Antonia S. New, Marije aan het Rot, Luis H. Ripoll, M. Mercedes Perez-Rodriguez, Sophie Lazarus, Emma Zipursky, Shauna R. Weinstein, Harold W. Koenigsberg, Erin A. Hazlett, Marianne Goodman, Larry J. Siever

Research output: Contribution to journalArticlepeer-review

131 Scopus citations


The authors aimed to understand the role of alexithymia in borderline personality disorder (BPD). A total of 79 BPD patients, 76 healthy controls, and 39 patients with avoidant personality disorder (AVPD) were included. Alexithymia and its influence on interpersonal functioning were assessed.

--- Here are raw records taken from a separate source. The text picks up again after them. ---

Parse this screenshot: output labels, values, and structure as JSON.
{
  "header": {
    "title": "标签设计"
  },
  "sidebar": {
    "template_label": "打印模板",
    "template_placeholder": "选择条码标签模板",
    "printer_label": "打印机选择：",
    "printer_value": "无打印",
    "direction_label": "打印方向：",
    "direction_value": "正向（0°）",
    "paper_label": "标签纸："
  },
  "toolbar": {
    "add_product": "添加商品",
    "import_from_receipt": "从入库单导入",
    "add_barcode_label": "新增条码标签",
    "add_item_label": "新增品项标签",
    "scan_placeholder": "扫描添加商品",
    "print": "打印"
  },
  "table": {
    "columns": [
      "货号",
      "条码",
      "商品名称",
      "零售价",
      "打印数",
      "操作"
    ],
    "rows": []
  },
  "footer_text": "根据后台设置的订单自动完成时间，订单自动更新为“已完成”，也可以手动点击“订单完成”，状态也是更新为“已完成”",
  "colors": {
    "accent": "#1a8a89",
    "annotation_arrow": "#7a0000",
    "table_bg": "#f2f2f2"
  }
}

The authors explored group differences in empathy in relation to interpersonal function, and they measured responses to emotional pictures with a computer task in which subjects focused either on the experience of the individual in the picture or the subject's own imagined experience. Patients with BPD and AVPD had higher alexithymia than those in the control group. Patients with BPD had more difficulty identifying their own emotions than patients with AVPD. Patients with BPD reported poorer ability to take the perspective of others, but higher distress; they showed intact 'empathic concern.' Differences in computer task performance were clearest during self-relevant responses to negatively valenced pictures. BPD patients are highly responsive to the feelings of others, but they are impaired in identifying/ describing feelings and in taking the perspective of others.

Original languageEnglish
Pages (from-to)660-675
Number of pages16
JournalJournal of Personality Disorders
Issue number5
StatePublished - Oct 2012

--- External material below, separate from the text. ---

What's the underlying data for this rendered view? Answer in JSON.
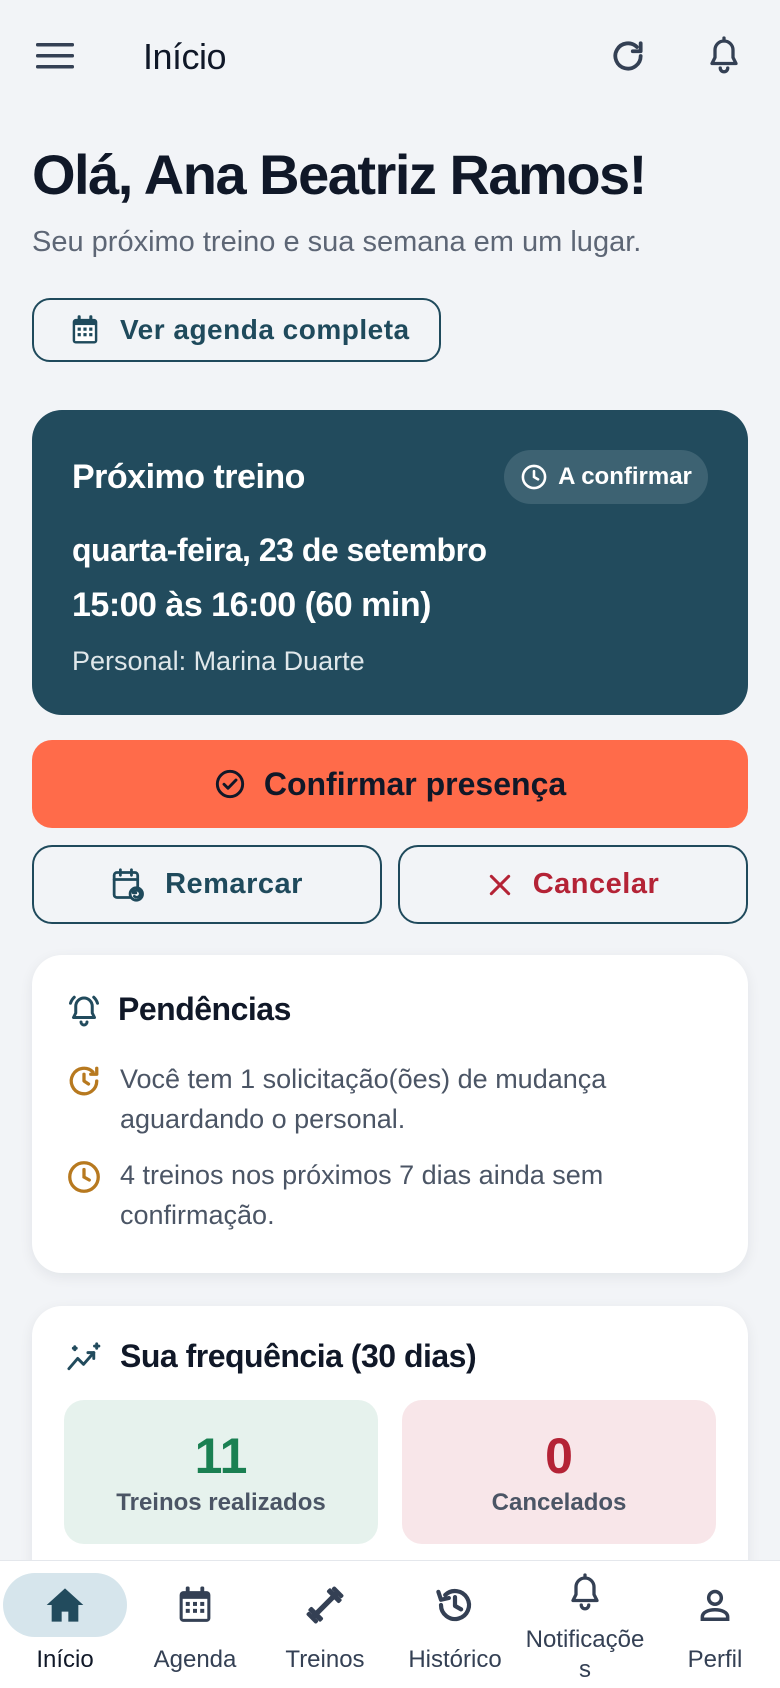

Dive into the research topics of 'Empathy and alexithymia in borderline personality disorder: Clinical and laboratory measures'. Together they form a unique fingerprint.

Cite this